Data about app and page elements
::::

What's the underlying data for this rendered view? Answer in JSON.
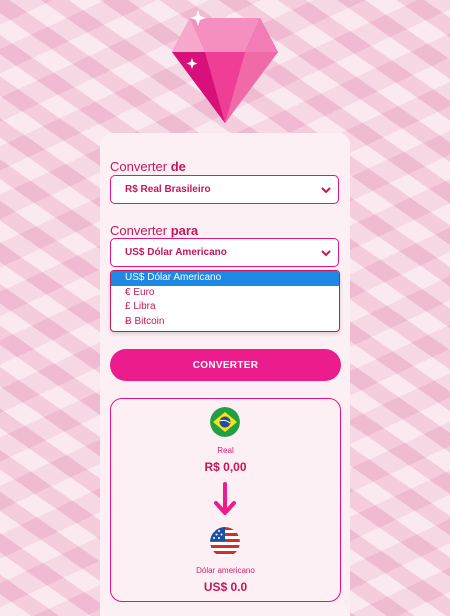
{
  "form": {
    "from_label_prefix": "Converter ",
    "from_label_bold": "de",
    "from_selected": "R$ Real Brasileiro",
    "to_label_prefix": "Converter ",
    "to_label_bold": "para",
    "to_selected": "US$ Dólar Americano",
    "to_options": [
      {
        "label": "US$ Dólar Americano",
        "selected": true
      },
      {
        "label": "€ Euro",
        "selected": false
      },
      {
        "label": "£ Libra",
        "selected": false
      },
      {
        "label": "Ƀ Bitcoin",
        "selected": false
      }
    ],
    "convert_button": "CONVERTER"
  },
  "result": {
    "from_currency_name": "Real",
    "from_value": "R$ 0,00",
    "to_currency_name": "Dólar americano",
    "to_value": "US$ 0.0"
  },
  "icons": {
    "logo": "diamond-icon",
    "from_flag": "brazil-flag-icon",
    "to_flag": "usa-flag-icon",
    "arrow": "arrow-down-icon"
  },
  "colors": {
    "accent": "#ec1c8c",
    "text": "#c2185b",
    "selected_option": "#1e88e5"
  }
}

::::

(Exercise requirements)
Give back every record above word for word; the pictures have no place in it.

(Answer to this task)
What's the underlying data for this rendered view? Answer in JSON.
{
  "form": {
    "from_label_prefix": "Converter ",
    "from_label_bold": "de",
    "from_selected": "R$ Real Brasileiro",
    "to_label_prefix": "Converter ",
    "to_label_bold": "para",
    "to_selected": "US$ Dólar Americano",
    "to_options": [
      {
        "label": "US$ Dólar Americano",
        "selected": true
      },
      {
        "label": "€ Euro",
        "selected": false
      },
      {
        "label": "£ Libra",
        "selected": false
      },
      {
        "label": "Ƀ Bitcoin",
        "selected": false
      }
    ],
    "convert_button": "CONVERTER"
  },
  "result": {
    "from_currency_name": "Real",
    "from_value": "R$ 0,00",
    "to_currency_name": "Dólar americano",
    "to_value": "US$ 0.0"
  },
  "icons": {
    "logo": "diamond-icon",
    "from_flag": "brazil-flag-icon",
    "to_flag": "usa-flag-icon",
    "arrow": "arrow-down-icon"
  },
  "colors": {
    "accent": "#ec1c8c",
    "text": "#c2185b",
    "selected_option": "#1e88e5"
  }
}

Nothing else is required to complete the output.